Your instructions |
Among the entries below, find every line that has "LIGHTS" and pull it out.

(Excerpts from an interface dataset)
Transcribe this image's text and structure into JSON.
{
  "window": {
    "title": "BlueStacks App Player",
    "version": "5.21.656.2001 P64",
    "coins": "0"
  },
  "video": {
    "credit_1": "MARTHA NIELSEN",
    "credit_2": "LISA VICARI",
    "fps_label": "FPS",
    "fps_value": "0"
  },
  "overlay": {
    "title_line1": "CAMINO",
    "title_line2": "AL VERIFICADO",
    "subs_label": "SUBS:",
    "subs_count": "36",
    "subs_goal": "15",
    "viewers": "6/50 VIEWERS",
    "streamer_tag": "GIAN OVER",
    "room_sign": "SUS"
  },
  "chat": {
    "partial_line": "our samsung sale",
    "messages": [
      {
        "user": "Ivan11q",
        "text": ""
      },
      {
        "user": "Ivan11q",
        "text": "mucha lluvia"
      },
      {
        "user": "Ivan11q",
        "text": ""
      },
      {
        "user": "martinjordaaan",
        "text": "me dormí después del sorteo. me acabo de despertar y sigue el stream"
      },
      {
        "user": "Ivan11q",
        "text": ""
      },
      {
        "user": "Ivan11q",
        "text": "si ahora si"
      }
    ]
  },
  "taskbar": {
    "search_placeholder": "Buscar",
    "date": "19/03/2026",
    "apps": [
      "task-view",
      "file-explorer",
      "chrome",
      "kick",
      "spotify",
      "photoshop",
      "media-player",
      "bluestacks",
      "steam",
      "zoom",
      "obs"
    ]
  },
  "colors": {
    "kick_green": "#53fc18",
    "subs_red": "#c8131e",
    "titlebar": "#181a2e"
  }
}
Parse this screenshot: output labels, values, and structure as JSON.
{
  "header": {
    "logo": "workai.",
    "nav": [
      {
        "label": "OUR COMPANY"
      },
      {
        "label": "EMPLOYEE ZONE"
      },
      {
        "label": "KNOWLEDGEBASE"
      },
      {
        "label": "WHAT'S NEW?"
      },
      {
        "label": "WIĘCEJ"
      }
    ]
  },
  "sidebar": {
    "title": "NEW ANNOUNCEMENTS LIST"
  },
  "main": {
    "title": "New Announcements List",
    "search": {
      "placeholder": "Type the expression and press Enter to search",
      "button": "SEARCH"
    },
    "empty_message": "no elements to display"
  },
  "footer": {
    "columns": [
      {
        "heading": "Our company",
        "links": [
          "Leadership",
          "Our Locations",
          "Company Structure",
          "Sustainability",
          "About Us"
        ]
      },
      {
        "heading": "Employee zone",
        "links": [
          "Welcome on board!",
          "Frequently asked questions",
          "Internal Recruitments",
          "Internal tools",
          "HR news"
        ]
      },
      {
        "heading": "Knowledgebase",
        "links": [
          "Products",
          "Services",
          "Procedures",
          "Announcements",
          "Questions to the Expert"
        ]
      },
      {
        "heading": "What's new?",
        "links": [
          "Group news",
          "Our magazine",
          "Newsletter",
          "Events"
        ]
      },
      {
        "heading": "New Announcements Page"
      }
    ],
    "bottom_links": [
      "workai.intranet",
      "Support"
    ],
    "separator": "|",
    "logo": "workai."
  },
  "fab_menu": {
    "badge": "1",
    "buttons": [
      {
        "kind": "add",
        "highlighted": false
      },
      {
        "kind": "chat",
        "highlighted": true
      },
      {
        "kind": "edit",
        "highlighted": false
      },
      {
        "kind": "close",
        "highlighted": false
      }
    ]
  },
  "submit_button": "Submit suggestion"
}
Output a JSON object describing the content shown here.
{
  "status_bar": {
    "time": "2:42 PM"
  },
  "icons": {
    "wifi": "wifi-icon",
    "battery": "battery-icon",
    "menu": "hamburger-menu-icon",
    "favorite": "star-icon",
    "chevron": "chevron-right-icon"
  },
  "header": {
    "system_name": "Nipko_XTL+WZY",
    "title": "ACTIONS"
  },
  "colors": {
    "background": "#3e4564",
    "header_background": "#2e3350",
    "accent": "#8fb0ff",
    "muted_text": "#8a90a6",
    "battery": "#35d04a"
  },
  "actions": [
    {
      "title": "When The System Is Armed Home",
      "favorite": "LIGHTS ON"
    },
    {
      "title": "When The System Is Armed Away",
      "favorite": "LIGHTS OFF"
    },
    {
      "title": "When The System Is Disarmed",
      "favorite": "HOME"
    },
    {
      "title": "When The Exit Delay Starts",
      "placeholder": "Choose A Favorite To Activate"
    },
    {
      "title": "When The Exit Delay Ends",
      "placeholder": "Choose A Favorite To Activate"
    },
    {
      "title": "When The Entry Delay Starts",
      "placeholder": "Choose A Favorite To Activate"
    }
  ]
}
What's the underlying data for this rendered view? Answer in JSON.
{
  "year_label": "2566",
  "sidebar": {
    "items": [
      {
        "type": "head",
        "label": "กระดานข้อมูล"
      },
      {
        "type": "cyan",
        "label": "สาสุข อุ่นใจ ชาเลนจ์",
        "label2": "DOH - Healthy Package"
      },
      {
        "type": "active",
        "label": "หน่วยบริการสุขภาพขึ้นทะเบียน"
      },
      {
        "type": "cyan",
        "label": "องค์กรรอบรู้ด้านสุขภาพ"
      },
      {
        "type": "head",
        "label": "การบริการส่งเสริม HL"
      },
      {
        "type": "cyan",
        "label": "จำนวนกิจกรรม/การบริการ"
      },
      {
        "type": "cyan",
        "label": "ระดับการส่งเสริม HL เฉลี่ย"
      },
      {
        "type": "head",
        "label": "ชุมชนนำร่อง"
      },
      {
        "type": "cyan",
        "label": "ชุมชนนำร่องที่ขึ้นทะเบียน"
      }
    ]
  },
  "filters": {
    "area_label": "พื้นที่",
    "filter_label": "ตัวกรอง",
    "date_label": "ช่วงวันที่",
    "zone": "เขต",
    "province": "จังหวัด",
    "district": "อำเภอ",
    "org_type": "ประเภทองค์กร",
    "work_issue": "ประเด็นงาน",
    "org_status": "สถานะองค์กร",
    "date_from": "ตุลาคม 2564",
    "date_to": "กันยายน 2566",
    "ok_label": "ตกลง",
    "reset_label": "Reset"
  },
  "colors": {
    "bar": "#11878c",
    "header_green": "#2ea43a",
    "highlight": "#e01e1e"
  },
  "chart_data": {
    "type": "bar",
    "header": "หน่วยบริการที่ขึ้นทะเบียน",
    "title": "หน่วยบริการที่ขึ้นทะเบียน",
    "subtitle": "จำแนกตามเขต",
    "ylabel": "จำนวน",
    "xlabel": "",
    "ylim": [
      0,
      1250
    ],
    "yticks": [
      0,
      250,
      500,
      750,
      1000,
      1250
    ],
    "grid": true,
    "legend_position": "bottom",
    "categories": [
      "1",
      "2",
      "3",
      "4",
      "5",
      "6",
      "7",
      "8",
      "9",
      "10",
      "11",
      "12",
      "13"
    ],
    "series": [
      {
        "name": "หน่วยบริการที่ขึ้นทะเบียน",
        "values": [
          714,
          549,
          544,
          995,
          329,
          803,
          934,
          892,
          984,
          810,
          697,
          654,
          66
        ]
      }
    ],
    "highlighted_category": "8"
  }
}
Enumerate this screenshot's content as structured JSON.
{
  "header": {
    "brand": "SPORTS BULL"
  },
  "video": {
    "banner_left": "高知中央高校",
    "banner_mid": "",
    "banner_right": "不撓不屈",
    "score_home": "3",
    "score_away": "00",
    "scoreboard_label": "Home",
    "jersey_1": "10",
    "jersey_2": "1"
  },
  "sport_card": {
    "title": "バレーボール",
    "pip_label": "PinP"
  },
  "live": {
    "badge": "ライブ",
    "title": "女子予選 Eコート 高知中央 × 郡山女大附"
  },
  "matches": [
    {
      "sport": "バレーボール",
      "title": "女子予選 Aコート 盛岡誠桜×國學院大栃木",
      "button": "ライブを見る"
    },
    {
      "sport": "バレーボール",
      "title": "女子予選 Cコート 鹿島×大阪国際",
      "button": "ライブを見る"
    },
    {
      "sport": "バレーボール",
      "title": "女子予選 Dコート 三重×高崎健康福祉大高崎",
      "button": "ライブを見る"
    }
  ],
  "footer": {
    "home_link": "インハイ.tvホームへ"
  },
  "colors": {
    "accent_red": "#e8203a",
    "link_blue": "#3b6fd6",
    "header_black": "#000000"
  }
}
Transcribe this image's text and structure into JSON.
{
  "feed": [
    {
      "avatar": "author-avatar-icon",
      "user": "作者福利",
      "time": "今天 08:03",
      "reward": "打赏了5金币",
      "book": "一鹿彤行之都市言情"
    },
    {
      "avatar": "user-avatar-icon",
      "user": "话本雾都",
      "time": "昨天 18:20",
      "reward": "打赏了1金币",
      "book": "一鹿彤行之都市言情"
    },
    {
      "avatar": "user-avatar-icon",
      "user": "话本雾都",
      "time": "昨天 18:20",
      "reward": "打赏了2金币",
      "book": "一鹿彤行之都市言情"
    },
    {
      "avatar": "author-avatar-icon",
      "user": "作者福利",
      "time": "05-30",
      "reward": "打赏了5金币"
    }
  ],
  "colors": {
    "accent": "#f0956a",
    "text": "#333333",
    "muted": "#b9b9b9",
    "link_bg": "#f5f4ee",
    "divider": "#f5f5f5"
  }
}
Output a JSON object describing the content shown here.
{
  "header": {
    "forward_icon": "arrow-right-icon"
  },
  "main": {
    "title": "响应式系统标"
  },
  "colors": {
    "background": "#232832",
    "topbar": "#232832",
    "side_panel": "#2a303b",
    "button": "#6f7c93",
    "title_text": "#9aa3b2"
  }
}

Solution to the problem |
      "favorite": "LIGHTS ON"
      "favorite": "LIGHTS OFF"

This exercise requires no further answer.